Pioneered as Judge
Sampson was a friend and supporter of Chicago Mayor Richard Daley. This relationship helped her when she ran for a judegship and Chicago African American leader William Dawson opposed her. In 1962, Sampson became the first African American female judge in the United States when she was elected associate to the Municipal Court of Chicago. She handled divorce, custody, and other domestic disputes. She was known as a mediator who tried at all times to preserve families.
In 1966, Sampson was elected to a seat on the Circuit Court of Cook County, where she heard landlord-tenant disputes. She was the first African American woman to hold this position. She served poor neighborhoods of Chicago and quickly moved to clear up a huge backlog on the court docket, hearing as many as 10,000 cases a year. Although she handled cases quickly, she took an interest in the parties, offering social services referrals when needed. She tried to avoid evicting tenants if it was clear that they could not afford to pay their rent.
Some civil rights leaders criticized Sampson, saying that she downplayed the barriers African Americans faced and did not sufficiently support the country's civil rights movement. Sampson described her philosophy in Reader's Digest: "Don't tear down the old homestead until you have a clear idea of what you'll build in its place. Just because you are impatient with moving at only five mile an hour, it doesn't follow that accelerating to 150 will solve your problems. We are beginning to move. We haven't reached cruising speed yet; but we are moving toward a better America at an ever-increasing pace."
Sampson received several honorary degrees, including a doctor of law degree from the John Marshall Law School. She retired from the bench in 1978. Her favorite pastimes included interior decorating, playing canasta, canning preserves, and making jelly. Although she had no children, she was very close to her nieces and nephews. Two of her nephews became judges: Oliver Spurlock of Chicago and Charles T. Spurlock of Boston.

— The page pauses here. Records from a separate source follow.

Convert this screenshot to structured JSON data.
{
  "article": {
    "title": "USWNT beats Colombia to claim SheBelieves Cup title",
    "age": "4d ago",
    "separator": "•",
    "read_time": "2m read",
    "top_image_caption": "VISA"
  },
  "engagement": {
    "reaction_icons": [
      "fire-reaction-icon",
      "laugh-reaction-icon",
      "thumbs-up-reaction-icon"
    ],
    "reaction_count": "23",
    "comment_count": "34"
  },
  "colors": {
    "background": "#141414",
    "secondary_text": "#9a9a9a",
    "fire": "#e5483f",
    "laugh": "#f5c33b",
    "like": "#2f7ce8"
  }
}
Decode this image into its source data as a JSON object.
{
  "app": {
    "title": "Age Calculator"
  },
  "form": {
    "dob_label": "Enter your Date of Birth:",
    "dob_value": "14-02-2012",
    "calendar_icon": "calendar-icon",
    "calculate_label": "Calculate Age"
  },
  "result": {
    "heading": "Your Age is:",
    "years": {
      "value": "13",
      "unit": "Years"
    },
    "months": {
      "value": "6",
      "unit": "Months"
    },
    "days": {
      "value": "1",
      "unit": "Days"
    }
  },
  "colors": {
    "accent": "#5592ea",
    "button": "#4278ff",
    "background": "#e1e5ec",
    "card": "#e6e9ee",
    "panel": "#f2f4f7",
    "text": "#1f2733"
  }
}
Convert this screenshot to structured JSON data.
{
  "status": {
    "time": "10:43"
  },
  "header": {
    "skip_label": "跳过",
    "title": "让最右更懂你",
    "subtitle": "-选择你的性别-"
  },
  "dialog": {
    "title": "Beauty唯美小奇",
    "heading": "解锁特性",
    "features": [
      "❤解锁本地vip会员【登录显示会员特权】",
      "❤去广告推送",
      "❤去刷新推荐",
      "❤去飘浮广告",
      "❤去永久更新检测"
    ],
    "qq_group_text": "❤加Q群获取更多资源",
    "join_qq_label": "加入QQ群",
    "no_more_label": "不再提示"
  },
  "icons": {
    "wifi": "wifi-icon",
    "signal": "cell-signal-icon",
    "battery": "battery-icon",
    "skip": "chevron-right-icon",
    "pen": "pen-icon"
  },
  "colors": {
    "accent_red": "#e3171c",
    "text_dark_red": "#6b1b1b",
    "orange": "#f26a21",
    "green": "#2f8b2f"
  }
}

Sampson died on October 8, 1979, in Chicago.
Contemporary Black Biography, Volume 13, Gale Research, 1996.
Notable Black American Women, Gale Research, 1992.
Women in World History: A Biographical Encyclopedia, edited by Anne Commire, Yorkin Publications, 1999.
New York Times, October 11, 1979.
Gordon, Kathleen E., "Edith S. Sampson," www.stanford.edu/group/WLHP/papers/edith.html (February 11, 2003). □
"Edith Sampson." Encyclopedia of World Biography. . Encyclopedia.com. (July 22, 2017). http://www.encyclopedia.com/history/encyclopedias-almanacs-transcripts-and-maps/edith-sampson
"Edith Sampson." Encyclopedia of World Biography. . Retrieved July 22, 2017 from Encyclopedia.com: http://www.encyclopedia.com/history/encyclopedias-almanacs-transcripts-and-maps/edith-sampson